**WORK TASK**
Return all the entries. Match them word for word.

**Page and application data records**
Start of Block

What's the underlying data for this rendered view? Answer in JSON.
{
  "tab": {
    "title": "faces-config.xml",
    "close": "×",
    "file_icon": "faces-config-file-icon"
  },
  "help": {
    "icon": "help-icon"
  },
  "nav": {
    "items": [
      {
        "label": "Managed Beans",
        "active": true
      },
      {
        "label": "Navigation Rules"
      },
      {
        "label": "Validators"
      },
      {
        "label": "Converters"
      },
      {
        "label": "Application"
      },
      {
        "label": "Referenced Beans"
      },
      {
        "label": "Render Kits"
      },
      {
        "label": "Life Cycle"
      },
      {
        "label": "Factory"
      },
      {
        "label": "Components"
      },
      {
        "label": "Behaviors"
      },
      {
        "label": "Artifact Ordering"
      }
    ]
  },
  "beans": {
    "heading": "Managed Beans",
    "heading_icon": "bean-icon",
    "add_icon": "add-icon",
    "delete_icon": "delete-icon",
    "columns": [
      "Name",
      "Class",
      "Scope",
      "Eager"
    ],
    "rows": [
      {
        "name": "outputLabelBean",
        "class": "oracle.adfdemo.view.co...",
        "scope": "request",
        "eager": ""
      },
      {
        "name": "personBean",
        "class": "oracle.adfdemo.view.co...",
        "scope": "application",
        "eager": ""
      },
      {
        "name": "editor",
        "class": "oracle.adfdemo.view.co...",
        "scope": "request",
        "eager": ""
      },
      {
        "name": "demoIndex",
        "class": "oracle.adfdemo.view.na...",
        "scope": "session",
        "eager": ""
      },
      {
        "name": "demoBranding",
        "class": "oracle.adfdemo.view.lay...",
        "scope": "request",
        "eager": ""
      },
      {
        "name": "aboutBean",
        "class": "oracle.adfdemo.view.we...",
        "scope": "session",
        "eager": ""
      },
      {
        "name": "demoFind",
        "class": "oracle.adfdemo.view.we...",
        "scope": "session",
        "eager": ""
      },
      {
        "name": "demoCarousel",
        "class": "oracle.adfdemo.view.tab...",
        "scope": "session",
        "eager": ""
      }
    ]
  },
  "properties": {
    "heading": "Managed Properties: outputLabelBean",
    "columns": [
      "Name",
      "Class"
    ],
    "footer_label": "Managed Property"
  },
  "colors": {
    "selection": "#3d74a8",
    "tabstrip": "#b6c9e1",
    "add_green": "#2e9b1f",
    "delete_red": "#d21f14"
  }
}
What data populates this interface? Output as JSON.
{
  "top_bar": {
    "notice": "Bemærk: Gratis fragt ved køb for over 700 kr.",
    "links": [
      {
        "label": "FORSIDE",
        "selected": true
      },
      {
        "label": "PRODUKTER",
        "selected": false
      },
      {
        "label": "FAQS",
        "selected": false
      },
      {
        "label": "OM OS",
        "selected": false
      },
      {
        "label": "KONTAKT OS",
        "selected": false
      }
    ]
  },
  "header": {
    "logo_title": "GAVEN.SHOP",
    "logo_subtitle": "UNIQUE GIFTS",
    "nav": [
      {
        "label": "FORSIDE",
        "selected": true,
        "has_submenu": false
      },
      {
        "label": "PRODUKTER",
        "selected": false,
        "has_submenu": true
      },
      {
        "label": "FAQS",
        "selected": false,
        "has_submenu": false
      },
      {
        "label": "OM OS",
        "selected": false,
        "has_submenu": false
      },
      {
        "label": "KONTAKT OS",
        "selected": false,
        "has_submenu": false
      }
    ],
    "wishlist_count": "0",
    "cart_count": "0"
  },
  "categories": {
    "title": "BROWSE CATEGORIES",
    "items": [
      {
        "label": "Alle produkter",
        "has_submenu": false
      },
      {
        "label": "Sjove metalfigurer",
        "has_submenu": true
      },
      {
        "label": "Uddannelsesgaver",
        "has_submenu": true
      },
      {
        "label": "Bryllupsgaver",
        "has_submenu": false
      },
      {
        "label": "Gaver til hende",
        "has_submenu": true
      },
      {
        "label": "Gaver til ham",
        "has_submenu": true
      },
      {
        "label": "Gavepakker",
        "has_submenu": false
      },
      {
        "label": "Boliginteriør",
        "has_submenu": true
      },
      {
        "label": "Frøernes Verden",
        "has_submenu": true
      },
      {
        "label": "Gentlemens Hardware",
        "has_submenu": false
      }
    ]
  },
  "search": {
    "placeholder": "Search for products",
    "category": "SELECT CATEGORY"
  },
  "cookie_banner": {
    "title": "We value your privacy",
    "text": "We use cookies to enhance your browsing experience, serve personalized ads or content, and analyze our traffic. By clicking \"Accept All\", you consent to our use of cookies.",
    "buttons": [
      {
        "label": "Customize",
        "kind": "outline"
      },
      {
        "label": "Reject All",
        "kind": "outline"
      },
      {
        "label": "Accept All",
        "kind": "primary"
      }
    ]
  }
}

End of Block

**REPLY**
What's the underlying data for this rendered view? Answer in JSON.
{
  "tab": {
    "title": "faces-config.xml",
    "close": "×",
    "file_icon": "faces-config-file-icon"
  },
  "help": {
    "icon": "help-icon"
  },
  "nav": {
    "items": [
      {
        "label": "Managed Beans",
        "active": true
      },
      {
        "label": "Navigation Rules"
      },
      {
        "label": "Validators"
      },
      {
        "label": "Converters"
      },
      {
        "label": "Application"
      },
      {
        "label": "Referenced Beans"
      },
      {
        "label": "Render Kits"
      },
      {
        "label": "Life Cycle"
      },
      {
        "label": "Factory"
      },
      {
        "label": "Components"
      },
      {
        "label": "Behaviors"
      },
      {
        "label": "Artifact Ordering"
      }
    ]
  },
  "beans": {
    "heading": "Managed Beans",
    "heading_icon": "bean-icon",
    "add_icon": "add-icon",
    "delete_icon": "delete-icon",
    "columns": [
      "Name",
      "Class",
      "Scope",
      "Eager"
    ],
    "rows": [
      {
        "name": "outputLabelBean",
        "class": "oracle.adfdemo.view.co...",
        "scope": "request",
        "eager": ""
      },
      {
        "name": "personBean",
        "class": "oracle.adfdemo.view.co...",
        "scope": "application",
        "eager": ""
      },
      {
        "name": "editor",
        "class": "oracle.adfdemo.view.co...",
        "scope": "request",
        "eager": ""
      },
      {
        "name": "demoIndex",
        "class": "oracle.adfdemo.view.na...",
        "scope": "session",
        "eager": ""
      },
      {
        "name": "demoBranding",
        "class": "oracle.adfdemo.view.lay...",
        "scope": "request",
        "eager": ""
      },
      {
        "name": "aboutBean",
        "class": "oracle.adfdemo.view.we...",
        "scope": "session",
        "eager": ""
      },
      {
        "name": "demoFind",
        "class": "oracle.adfdemo.view.we...",
        "scope": "session",
        "eager": ""
      },
      {
        "name": "demoCarousel",
        "class": "oracle.adfdemo.view.tab...",
        "scope": "session",
        "eager": ""
      }
    ]
  },
  "properties": {
    "heading": "Managed Properties: outputLabelBean",
    "columns": [
      "Name",
      "Class"
    ],
    "footer_label": "Managed Property"
  },
  "colors": {
    "selection": "#3d74a8",
    "tabstrip": "#b6c9e1",
    "add_green": "#2e9b1f",
    "delete_red": "#d21f14"
  }
}
What data populates this interface? Output as JSON.
{
  "top_bar": {
    "notice": "Bemærk: Gratis fragt ved køb for over 700 kr.",
    "links": [
      {
        "label": "FORSIDE",
        "selected": true
      },
      {
        "label": "PRODUKTER",
        "selected": false
      },
      {
        "label": "FAQS",
        "selected": false
      },
      {
        "label": "OM OS",
        "selected": false
      },
      {
        "label": "KONTAKT OS",
        "selected": false
      }
    ]
  },
  "header": {
    "logo_title": "GAVEN.SHOP",
    "logo_subtitle": "UNIQUE GIFTS",
    "nav": [
      {
        "label": "FORSIDE",
        "selected": true,
        "has_submenu": false
      },
      {
        "label": "PRODUKTER",
        "selected": false,
        "has_submenu": true
      },
      {
        "label": "FAQS",
        "selected": false,
        "has_submenu": false
      },
      {
        "label": "OM OS",
        "selected": false,
        "has_submenu": false
      },
      {
        "label": "KONTAKT OS",
        "selected": false,
        "has_submenu": false
      }
    ],
    "wishlist_count": "0",
    "cart_count": "0"
  },
  "categories": {
    "title": "BROWSE CATEGORIES",
    "items": [
      {
        "label": "Alle produkter",
        "has_submenu": false
      },
      {
        "label": "Sjove metalfigurer",
        "has_submenu": true
      },
      {
        "label": "Uddannelsesgaver",
        "has_submenu": true
      },
      {
        "label": "Bryllupsgaver",
        "has_submenu": false
      },
      {
        "label": "Gaver til hende",
        "has_submenu": true
      },
      {
        "label": "Gaver til ham",
        "has_submenu": true
      },
      {
        "label": "Gavepakker",
        "has_submenu": false
      },
      {
        "label": "Boliginteriør",
        "has_submenu": true
      },
      {
        "label": "Frøernes Verden",
        "has_submenu": true
      },
      {
        "label": "Gentlemens Hardware",
        "has_submenu": false
      }
    ]
  },
  "search": {
    "placeholder": "Search for products",
    "category": "SELECT CATEGORY"
  },
  "cookie_banner": {
    "title": "We value your privacy",
    "text": "We use cookies to enhance your browsing experience, serve personalized ads or content, and analyze our traffic. By clicking \"Accept All\", you consent to our use of cookies.",
    "buttons": [
      {
        "label": "Customize",
        "kind": "outline"
      },
      {
        "label": "Reject All",
        "kind": "outline"
      },
      {
        "label": "Accept All",
        "kind": "primary"
      }
    ]
  }
}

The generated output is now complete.